An exact reproduction of every record is required.

---- Supplied records

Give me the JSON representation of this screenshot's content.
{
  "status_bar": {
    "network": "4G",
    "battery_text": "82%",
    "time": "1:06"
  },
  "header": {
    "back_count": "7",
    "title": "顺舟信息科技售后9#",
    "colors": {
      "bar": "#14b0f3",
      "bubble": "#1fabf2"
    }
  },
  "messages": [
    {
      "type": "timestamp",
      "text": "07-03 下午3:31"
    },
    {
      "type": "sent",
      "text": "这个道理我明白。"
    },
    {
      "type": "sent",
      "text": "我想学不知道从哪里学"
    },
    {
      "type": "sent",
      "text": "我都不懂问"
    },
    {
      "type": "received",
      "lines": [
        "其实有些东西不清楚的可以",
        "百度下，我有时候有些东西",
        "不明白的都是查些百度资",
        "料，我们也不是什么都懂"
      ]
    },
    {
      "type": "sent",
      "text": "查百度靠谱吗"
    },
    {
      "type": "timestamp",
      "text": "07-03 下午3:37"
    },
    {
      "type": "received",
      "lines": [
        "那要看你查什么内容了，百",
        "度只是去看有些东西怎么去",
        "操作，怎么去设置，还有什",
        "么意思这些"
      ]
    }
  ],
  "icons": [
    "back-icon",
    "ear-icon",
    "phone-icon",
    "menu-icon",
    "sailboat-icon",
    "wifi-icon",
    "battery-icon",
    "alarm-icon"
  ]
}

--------

Exercise result
Give me the JSON representation of this screenshot's content.
{
  "status_bar": {
    "network": "4G",
    "battery_text": "82%",
    "time": "1:06"
  },
  "header": {
    "back_count": "7",
    "title": "顺舟信息科技售后9#",
    "colors": {
      "bar": "#14b0f3",
      "bubble": "#1fabf2"
    }
  },
  "messages": [
    {
      "type": "timestamp",
      "text": "07-03 下午3:31"
    },
    {
      "type": "sent",
      "text": "这个道理我明白。"
    },
    {
      "type": "sent",
      "text": "我想学不知道从哪里学"
    },
    {
      "type": "sent",
      "text": "我都不懂问"
    },
    {
      "type": "received",
      "lines": [
        "其实有些东西不清楚的可以",
        "百度下，我有时候有些东西",
        "不明白的都是查些百度资",
        "料，我们也不是什么都懂"
      ]
    },
    {
      "type": "sent",
      "text": "查百度靠谱吗"
    },
    {
      "type": "timestamp",
      "text": "07-03 下午3:37"
    },
    {
      "type": "received",
      "lines": [
        "那要看你查什么内容了，百",
        "度只是去看有些东西怎么去",
        "操作，怎么去设置，还有什",
        "么意思这些"
      ]
    }
  ],
  "icons": [
    "back-icon",
    "ear-icon",
    "phone-icon",
    "menu-icon",
    "sailboat-icon",
    "wifi-icon",
    "battery-icon",
    "alarm-icon"
  ]
}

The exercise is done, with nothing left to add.